**DESCRIPTION OF THE TASK:**
The response must consist of every record, restated word for word.
-- EXERCISE INPUTS follows --
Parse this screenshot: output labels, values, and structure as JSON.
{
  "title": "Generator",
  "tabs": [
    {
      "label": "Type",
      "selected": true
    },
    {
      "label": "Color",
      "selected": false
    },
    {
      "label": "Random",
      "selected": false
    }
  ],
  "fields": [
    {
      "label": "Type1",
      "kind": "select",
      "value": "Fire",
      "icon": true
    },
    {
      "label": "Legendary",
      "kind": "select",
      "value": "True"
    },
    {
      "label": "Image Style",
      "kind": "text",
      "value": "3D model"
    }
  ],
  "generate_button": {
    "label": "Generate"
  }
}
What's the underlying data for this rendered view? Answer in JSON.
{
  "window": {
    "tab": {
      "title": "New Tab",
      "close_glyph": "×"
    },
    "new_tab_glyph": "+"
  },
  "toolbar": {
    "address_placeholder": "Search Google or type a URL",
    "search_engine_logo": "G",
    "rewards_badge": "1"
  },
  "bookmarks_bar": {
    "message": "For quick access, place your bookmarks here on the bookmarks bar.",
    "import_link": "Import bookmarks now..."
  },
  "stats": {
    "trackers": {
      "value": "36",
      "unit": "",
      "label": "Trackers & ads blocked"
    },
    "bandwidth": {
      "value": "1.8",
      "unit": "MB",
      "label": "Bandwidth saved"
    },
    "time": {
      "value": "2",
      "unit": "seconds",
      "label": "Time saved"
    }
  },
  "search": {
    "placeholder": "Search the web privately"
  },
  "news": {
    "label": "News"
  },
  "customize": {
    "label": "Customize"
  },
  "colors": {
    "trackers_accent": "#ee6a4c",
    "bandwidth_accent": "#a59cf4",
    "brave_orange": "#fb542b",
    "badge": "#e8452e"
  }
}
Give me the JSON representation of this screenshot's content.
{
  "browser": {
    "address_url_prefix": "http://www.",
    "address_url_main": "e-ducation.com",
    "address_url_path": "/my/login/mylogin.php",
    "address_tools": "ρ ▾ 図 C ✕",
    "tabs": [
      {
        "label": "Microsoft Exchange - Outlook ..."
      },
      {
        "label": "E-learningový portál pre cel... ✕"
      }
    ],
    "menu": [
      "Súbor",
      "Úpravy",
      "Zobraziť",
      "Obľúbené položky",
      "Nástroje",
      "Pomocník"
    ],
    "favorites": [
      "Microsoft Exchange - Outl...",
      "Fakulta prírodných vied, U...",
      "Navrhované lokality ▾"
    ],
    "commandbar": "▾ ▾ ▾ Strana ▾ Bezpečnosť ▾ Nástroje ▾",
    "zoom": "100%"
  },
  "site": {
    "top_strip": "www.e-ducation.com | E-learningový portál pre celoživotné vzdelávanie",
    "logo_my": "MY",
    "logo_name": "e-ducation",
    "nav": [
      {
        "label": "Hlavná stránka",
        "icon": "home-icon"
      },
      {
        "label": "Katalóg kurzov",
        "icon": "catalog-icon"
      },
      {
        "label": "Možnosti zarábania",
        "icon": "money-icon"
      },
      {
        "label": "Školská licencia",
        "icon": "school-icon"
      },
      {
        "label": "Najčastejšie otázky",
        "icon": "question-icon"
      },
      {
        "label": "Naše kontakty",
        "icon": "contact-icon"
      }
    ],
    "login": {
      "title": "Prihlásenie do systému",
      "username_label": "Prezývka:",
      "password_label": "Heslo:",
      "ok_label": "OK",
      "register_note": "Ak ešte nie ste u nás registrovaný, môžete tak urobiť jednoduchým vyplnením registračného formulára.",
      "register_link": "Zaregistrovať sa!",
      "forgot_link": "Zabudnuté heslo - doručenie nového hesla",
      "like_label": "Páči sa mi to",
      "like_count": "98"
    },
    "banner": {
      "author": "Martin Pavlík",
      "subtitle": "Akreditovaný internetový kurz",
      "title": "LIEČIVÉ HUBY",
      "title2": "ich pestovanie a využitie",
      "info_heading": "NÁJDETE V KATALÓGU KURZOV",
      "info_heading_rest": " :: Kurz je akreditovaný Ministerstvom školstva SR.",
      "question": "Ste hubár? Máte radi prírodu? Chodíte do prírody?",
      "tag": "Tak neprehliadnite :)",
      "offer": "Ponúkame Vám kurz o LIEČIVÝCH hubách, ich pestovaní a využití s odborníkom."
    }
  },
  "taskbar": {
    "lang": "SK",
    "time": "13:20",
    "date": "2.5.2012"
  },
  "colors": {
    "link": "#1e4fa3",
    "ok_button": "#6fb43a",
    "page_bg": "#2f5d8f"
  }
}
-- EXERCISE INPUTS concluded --
**ANSWER SPACE:**
Parse this screenshot: output labels, values, and structure as JSON.
{
  "title": "Generator",
  "tabs": [
    {
      "label": "Type",
      "selected": true
    },
    {
      "label": "Color",
      "selected": false
    },
    {
      "label": "Random",
      "selected": false
    }
  ],
  "fields": [
    {
      "label": "Type1",
      "kind": "select",
      "value": "Fire",
      "icon": true
    },
    {
      "label": "Legendary",
      "kind": "select",
      "value": "True"
    },
    {
      "label": "Image Style",
      "kind": "text",
      "value": "3D model"
    }
  ],
  "generate_button": {
    "label": "Generate"
  }
}
What's the underlying data for this rendered view? Answer in JSON.
{
  "window": {
    "tab": {
      "title": "New Tab",
      "close_glyph": "×"
    },
    "new_tab_glyph": "+"
  },
  "toolbar": {
    "address_placeholder": "Search Google or type a URL",
    "search_engine_logo": "G",
    "rewards_badge": "1"
  },
  "bookmarks_bar": {
    "message": "For quick access, place your bookmarks here on the bookmarks bar.",
    "import_link": "Import bookmarks now..."
  },
  "stats": {
    "trackers": {
      "value": "36",
      "unit": "",
      "label": "Trackers & ads blocked"
    },
    "bandwidth": {
      "value": "1.8",
      "unit": "MB",
      "label": "Bandwidth saved"
    },
    "time": {
      "value": "2",
      "unit": "seconds",
      "label": "Time saved"
    }
  },
  "search": {
    "placeholder": "Search the web privately"
  },
  "news": {
    "label": "News"
  },
  "customize": {
    "label": "Customize"
  },
  "colors": {
    "trackers_accent": "#ee6a4c",
    "bandwidth_accent": "#a59cf4",
    "brave_orange": "#fb542b",
    "badge": "#e8452e"
  }
}
Give me the JSON representation of this screenshot's content.
{
  "browser": {
    "address_url_prefix": "http://www.",
    "address_url_main": "e-ducation.com",
    "address_url_path": "/my/login/mylogin.php",
    "address_tools": "ρ ▾ 図 C ✕",
    "tabs": [
      {
        "label": "Microsoft Exchange - Outlook ..."
      },
      {
        "label": "E-learningový portál pre cel... ✕"
      }
    ],
    "menu": [
      "Súbor",
      "Úpravy",
      "Zobraziť",
      "Obľúbené položky",
      "Nástroje",
      "Pomocník"
    ],
    "favorites": [
      "Microsoft Exchange - Outl...",
      "Fakulta prírodných vied, U...",
      "Navrhované lokality ▾"
    ],
    "commandbar": "▾ ▾ ▾ Strana ▾ Bezpečnosť ▾ Nástroje ▾",
    "zoom": "100%"
  },
  "site": {
    "top_strip": "www.e-ducation.com | E-learningový portál pre celoživotné vzdelávanie",
    "logo_my": "MY",
    "logo_name": "e-ducation",
    "nav": [
      {
        "label": "Hlavná stránka",
        "icon": "home-icon"
      },
      {
        "label": "Katalóg kurzov",
        "icon": "catalog-icon"
      },
      {
        "label": "Možnosti zarábania",
        "icon": "money-icon"
      },
      {
        "label": "Školská licencia",
        "icon": "school-icon"
      },
      {
        "label": "Najčastejšie otázky",
        "icon": "question-icon"
      },
      {
        "label": "Naše kontakty",
        "icon": "contact-icon"
      }
    ],
    "login": {
      "title": "Prihlásenie do systému",
      "username_label": "Prezývka:",
      "password_label": "Heslo:",
      "ok_label": "OK",
      "register_note": "Ak ešte nie ste u nás registrovaný, môžete tak urobiť jednoduchým vyplnením registračného formulára.",
      "register_link": "Zaregistrovať sa!",
      "forgot_link": "Zabudnuté heslo - doručenie nového hesla",
      "like_label": "Páči sa mi to",
      "like_count": "98"
    },
    "banner": {
      "author": "Martin Pavlík",
      "subtitle": "Akreditovaný internetový kurz",
      "title": "LIEČIVÉ HUBY",
      "title2": "ich pestovanie a využitie",
      "info_heading": "NÁJDETE V KATALÓGU KURZOV",
      "info_heading_rest": " :: Kurz je akreditovaný Ministerstvom školstva SR.",
      "question": "Ste hubár? Máte radi prírodu? Chodíte do prírody?",
      "tag": "Tak neprehliadnite :)",
      "offer": "Ponúkame Vám kurz o LIEČIVÝCH hubách, ich pestovaní a využití s odborníkom."
    }
  },
  "taskbar": {
    "lang": "SK",
    "time": "13:20",
    "date": "2.5.2012"
  },
  "colors": {
    "link": "#1e4fa3",
    "ok_button": "#6fb43a",
    "page_bg": "#2f5d8f"
  }
}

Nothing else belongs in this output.